● Task instructions:
Every record below must be written out exactly. Leave out the pictures.

[Data to use Boundary: Start]

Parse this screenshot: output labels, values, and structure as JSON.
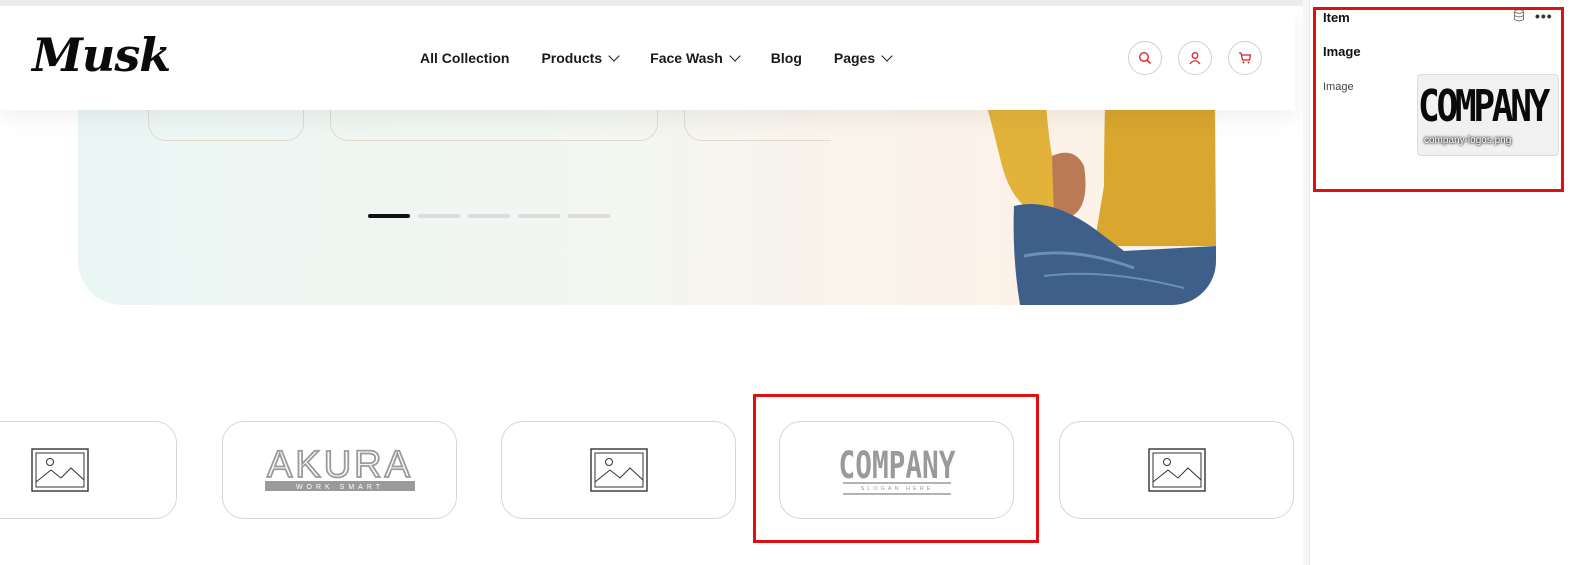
{
  "header": {
    "logo": "Musk",
    "nav": [
      {
        "label": "All Collection",
        "has_dropdown": false
      },
      {
        "label": "Products",
        "has_dropdown": true
      },
      {
        "label": "Face Wash",
        "has_dropdown": true
      },
      {
        "label": "Blog",
        "has_dropdown": false
      },
      {
        "label": "Pages",
        "has_dropdown": true
      }
    ],
    "icons": [
      "search-icon",
      "user-icon",
      "cart-icon"
    ],
    "accent_color": "#d9262b"
  },
  "hero": {
    "slider_dots": 5,
    "active_dot": 0
  },
  "logo_strip": {
    "items": [
      {
        "kind": "placeholder",
        "icon": "image-placeholder-icon"
      },
      {
        "kind": "logo",
        "title": "AKURA",
        "subtitle": "WORK SMART"
      },
      {
        "kind": "placeholder",
        "icon": "image-placeholder-icon"
      },
      {
        "kind": "logo",
        "title": "COMPANY",
        "subtitle": "SLOGAN HERE",
        "selected": true
      },
      {
        "kind": "placeholder",
        "icon": "image-placeholder-icon"
      }
    ]
  },
  "panel": {
    "title": "Item",
    "section": "Image",
    "field_label": "Image",
    "thumbnail_word": "COMPANY",
    "thumbnail_caption": "company-logos.png",
    "selection_color": "#e01010"
  }
}
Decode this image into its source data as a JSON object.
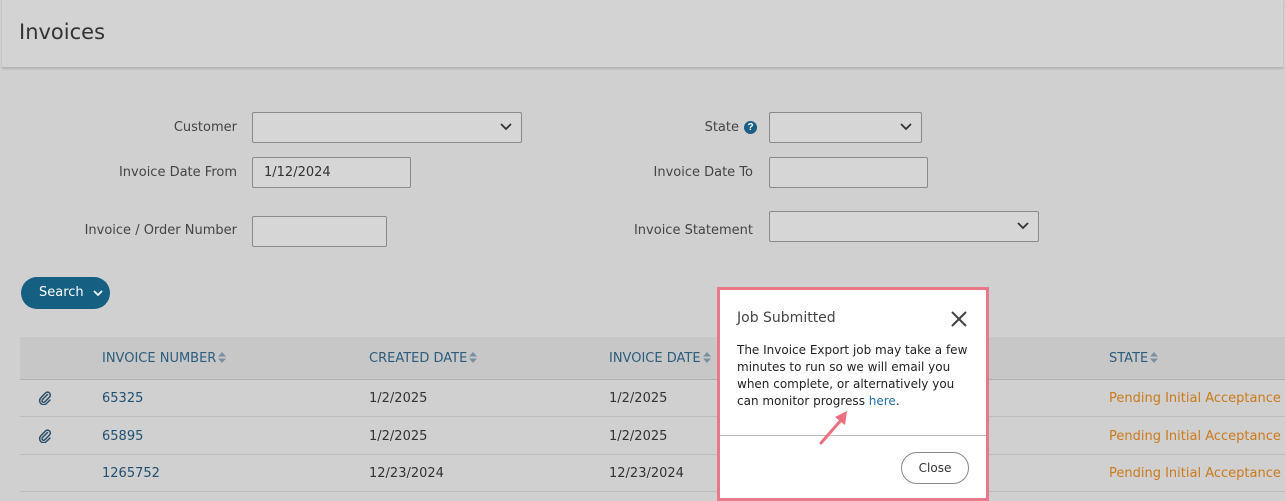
{
  "page": {
    "title": "Invoices"
  },
  "filters": {
    "customer_label": "Customer",
    "customer_value": "",
    "state_label": "State",
    "state_value": "",
    "date_from_label": "Invoice Date From",
    "date_from_value": "1/12/2024",
    "date_to_label": "Invoice Date To",
    "date_to_value": "",
    "order_number_label": "Invoice / Order Number",
    "order_number_value": "",
    "statement_label": "Invoice Statement",
    "statement_value": "",
    "search_label": "Search"
  },
  "table": {
    "columns": [
      "INVOICE NUMBER",
      "CREATED DATE",
      "INVOICE DATE",
      "STATE"
    ],
    "rows": [
      {
        "attachment": true,
        "invoice_number": "65325",
        "created": "1/2/2025",
        "invoice_date": "1/2/2025",
        "state": "Pending Initial Acceptance"
      },
      {
        "attachment": true,
        "invoice_number": "65895",
        "created": "1/2/2025",
        "invoice_date": "1/2/2025",
        "state": "Pending Initial Acceptance"
      },
      {
        "attachment": false,
        "invoice_number": "1265752",
        "created": "12/23/2024",
        "invoice_date": "12/23/2024",
        "state": "Pending Initial Acceptance"
      }
    ]
  },
  "modal": {
    "title": "Job Submitted",
    "body": "The Invoice Export job may take a few minutes to run so we will email you when complete, or alternatively you can monitor progress ",
    "link": "here",
    "body_end": ".",
    "close_label": "Close"
  },
  "colors": {
    "accent": "#155f82",
    "state": "#cc7a1a",
    "highlight": "#e8788a"
  }
}
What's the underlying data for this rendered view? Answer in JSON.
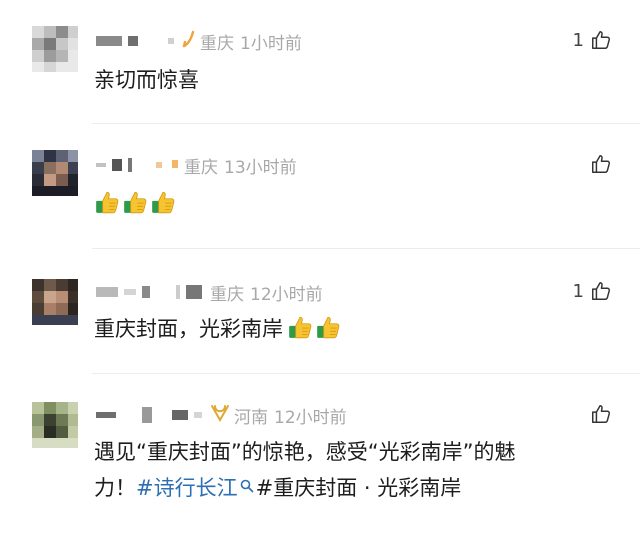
{
  "comments": [
    {
      "location": "重庆",
      "time": "1小时前",
      "likes": "1",
      "text": "亲切而惊喜"
    },
    {
      "location": "重庆",
      "time": "13小时前",
      "likes": "",
      "emoji_count": 3
    },
    {
      "location": "重庆",
      "time": "12小时前",
      "likes": "1",
      "text": "重庆封面，光彩南岸",
      "emoji_count": 2
    },
    {
      "location": "河南",
      "time": "12小时前",
      "likes": "",
      "text_line1": "遇见“重庆封面”的惊艳，感受“光彩南岸”的魅",
      "text_line2_prefix": "力！",
      "hashtag": "#诗行长江",
      "text_line2_suffix": "#重庆封面 · 光彩南岸"
    }
  ],
  "icons": {
    "like": "thumbs-up-outline-icon",
    "emoji": "thumbs-up-emoji",
    "badge_orange": "orange-badge-icon",
    "badge_gold": "gold-badge-icon",
    "search": "search-icon"
  },
  "colors": {
    "meta_gray": "#a8a8a8",
    "hashtag_blue": "#2d6fb3",
    "badge_orange": "#f0a33a"
  }
}
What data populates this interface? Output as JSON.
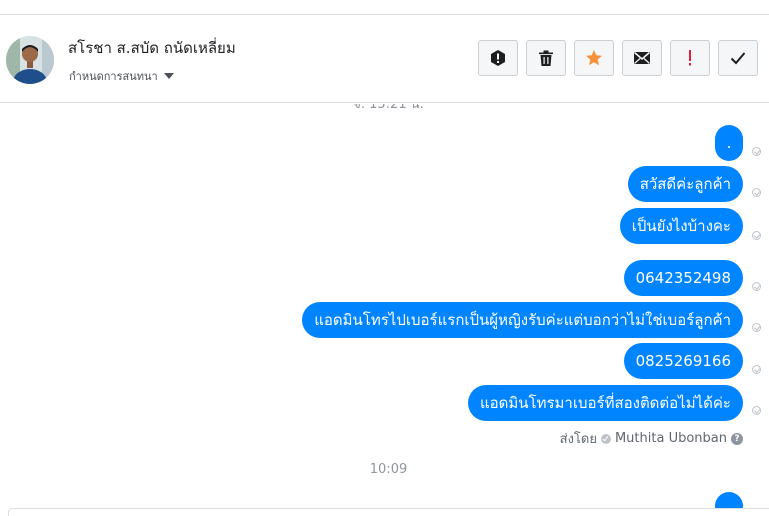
{
  "header": {
    "contact_name": "สโรชา ส.สบัด ถนัดเหลี่ยม",
    "conversation_settings": "กำหนดการสนทนา",
    "actions": [
      {
        "name": "spam-button",
        "icon": "exclamation-circle-icon"
      },
      {
        "name": "delete-button",
        "icon": "trash-icon"
      },
      {
        "name": "star-button",
        "icon": "star-icon",
        "color": "#f7923b"
      },
      {
        "name": "mark-unread-button",
        "icon": "envelope-icon"
      },
      {
        "name": "follow-up-button",
        "icon": "exclamation-icon",
        "color": "#e41e3f"
      },
      {
        "name": "mark-done-button",
        "icon": "check-icon"
      }
    ]
  },
  "thread": {
    "timestamp_top": "จ. 15:21 น.",
    "messages": [
      {
        "text": "."
      },
      {
        "text": "สวัสดีค่ะลูกค้า"
      },
      {
        "text": "เป็นยังไงบ้างคะ"
      },
      {
        "text": "0642352498"
      },
      {
        "text": "แอดมินโทรไปเบอร์แรกเป็นผู้หญิงรับค่ะแต่บอกว่าไม่ใช่เบอร์ลูกค้า"
      },
      {
        "text": "0825269166"
      },
      {
        "text": "แอดมินโทรมาเบอร์ที่สองติดต่อไม่ได้ค่ะ"
      }
    ],
    "sent_by_label": "ส่งโดย",
    "sent_by_name": "Muthita Ubonban",
    "timestamp_bottom": "10:09"
  },
  "colors": {
    "bubble": "#0084ff",
    "accent_star": "#f7923b",
    "accent_alert": "#e41e3f"
  }
}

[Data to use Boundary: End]

● Solution to the problem:
Parse this screenshot: output labels, values, and structure as JSON.
{
  "header": {
    "logo": "Musk",
    "nav": [
      {
        "label": "All Collection",
        "has_dropdown": false
      },
      {
        "label": "Products",
        "has_dropdown": true
      },
      {
        "label": "Face Wash",
        "has_dropdown": true
      },
      {
        "label": "Blog",
        "has_dropdown": false
      },
      {
        "label": "Pages",
        "has_dropdown": true
      }
    ],
    "icons": [
      "search-icon",
      "user-icon",
      "cart-icon"
    ],
    "accent_color": "#d9262b"
  },
  "hero": {
    "slider_dots": 5,
    "active_dot": 0
  },
  "logo_strip": {
    "items": [
      {
        "kind": "placeholder",
        "icon": "image-placeholder-icon"
      },
      {
        "kind": "logo",
        "title": "AKURA",
        "subtitle": "WORK SMART"
      },
      {
        "kind": "placeholder",
        "icon": "image-placeholder-icon"
      },
      {
        "kind": "logo",
        "title": "COMPANY",
        "subtitle": "SLOGAN HERE",
        "selected": true
      },
      {
        "kind": "placeholder",
        "icon": "image-placeholder-icon"
      }
    ]
  },
  "panel": {
    "title": "Item",
    "section": "Image",
    "field_label": "Image",
    "thumbnail_word": "COMPANY",
    "thumbnail_caption": "company-logos.png",
    "selection_color": "#e01010"
  }
}
Decode this image into its source data as a JSON object.
{
  "page": {
    "title": "Invoices"
  },
  "filters": {
    "customer_label": "Customer",
    "customer_value": "",
    "state_label": "State",
    "state_value": "",
    "date_from_label": "Invoice Date From",
    "date_from_value": "1/12/2024",
    "date_to_label": "Invoice Date To",
    "date_to_value": "",
    "order_number_label": "Invoice / Order Number",
    "order_number_value": "",
    "statement_label": "Invoice Statement",
    "statement_value": "",
    "search_label": "Search"
  },
  "table": {
    "columns": [
      "INVOICE NUMBER",
      "CREATED DATE",
      "INVOICE DATE",
      "STATE"
    ],
    "rows": [
      {
        "attachment": true,
        "invoice_number": "65325",
        "created": "1/2/2025",
        "invoice_date": "1/2/2025",
        "state": "Pending Initial Acceptance"
      },
      {
        "attachment": true,
        "invoice_number": "65895",
        "created": "1/2/2025",
        "invoice_date": "1/2/2025",
        "state": "Pending Initial Acceptance"
      },
      {
        "attachment": false,
        "invoice_number": "1265752",
        "created": "12/23/2024",
        "invoice_date": "12/23/2024",
        "state": "Pending Initial Acceptance"
      }
    ]
  },
  "modal": {
    "title": "Job Submitted",
    "body": "The Invoice Export job may take a few minutes to run so we will email you when complete, or alternatively you can monitor progress ",
    "link": "here",
    "body_end": ".",
    "close_label": "Close"
  },
  "colors": {
    "accent": "#155f82",
    "state": "#cc7a1a",
    "highlight": "#e8788a"
  }
}
What's the underlying data for this rendered view? Answer in JSON.
{
  "comments": [
    {
      "location": "重庆",
      "time": "1小时前",
      "likes": "1",
      "text": "亲切而惊喜"
    },
    {
      "location": "重庆",
      "time": "13小时前",
      "likes": "",
      "emoji_count": 3
    },
    {
      "location": "重庆",
      "time": "12小时前",
      "likes": "1",
      "text": "重庆封面，光彩南岸",
      "emoji_count": 2
    },
    {
      "location": "河南",
      "time": "12小时前",
      "likes": "",
      "text_line1": "遇见“重庆封面”的惊艳，感受“光彩南岸”的魅",
      "text_line2_prefix": "力！",
      "hashtag": "#诗行长江",
      "text_line2_suffix": "#重庆封面 · 光彩南岸"
    }
  ],
  "icons": {
    "like": "thumbs-up-outline-icon",
    "emoji": "thumbs-up-emoji",
    "badge_orange": "orange-badge-icon",
    "badge_gold": "gold-badge-icon",
    "search": "search-icon"
  },
  "colors": {
    "meta_gray": "#a8a8a8",
    "hashtag_blue": "#2d6fb3",
    "badge_orange": "#f0a33a"
  }
}
What data populates this interface? Output as JSON.
{
  "header": {
    "contact_name": "สโรชา ส.สบัด ถนัดเหลี่ยม",
    "conversation_settings": "กำหนดการสนทนา",
    "actions": [
      {
        "name": "spam-button",
        "icon": "exclamation-circle-icon"
      },
      {
        "name": "delete-button",
        "icon": "trash-icon"
      },
      {
        "name": "star-button",
        "icon": "star-icon",
        "color": "#f7923b"
      },
      {
        "name": "mark-unread-button",
        "icon": "envelope-icon"
      },
      {
        "name": "follow-up-button",
        "icon": "exclamation-icon",
        "color": "#e41e3f"
      },
      {
        "name": "mark-done-button",
        "icon": "check-icon"
      }
    ]
  },
  "thread": {
    "timestamp_top": "จ. 15:21 น.",
    "messages": [
      {
        "text": "."
      },
      {
        "text": "สวัสดีค่ะลูกค้า"
      },
      {
        "text": "เป็นยังไงบ้างคะ"
      },
      {
        "text": "0642352498"
      },
      {
        "text": "แอดมินโทรไปเบอร์แรกเป็นผู้หญิงรับค่ะแต่บอกว่าไม่ใช่เบอร์ลูกค้า"
      },
      {
        "text": "0825269166"
      },
      {
        "text": "แอดมินโทรมาเบอร์ที่สองติดต่อไม่ได้ค่ะ"
      }
    ],
    "sent_by_label": "ส่งโดย",
    "sent_by_name": "Muthita Ubonban",
    "timestamp_bottom": "10:09"
  },
  "colors": {
    "bubble": "#0084ff",
    "accent_star": "#f7923b",
    "accent_alert": "#e41e3f"
  }
}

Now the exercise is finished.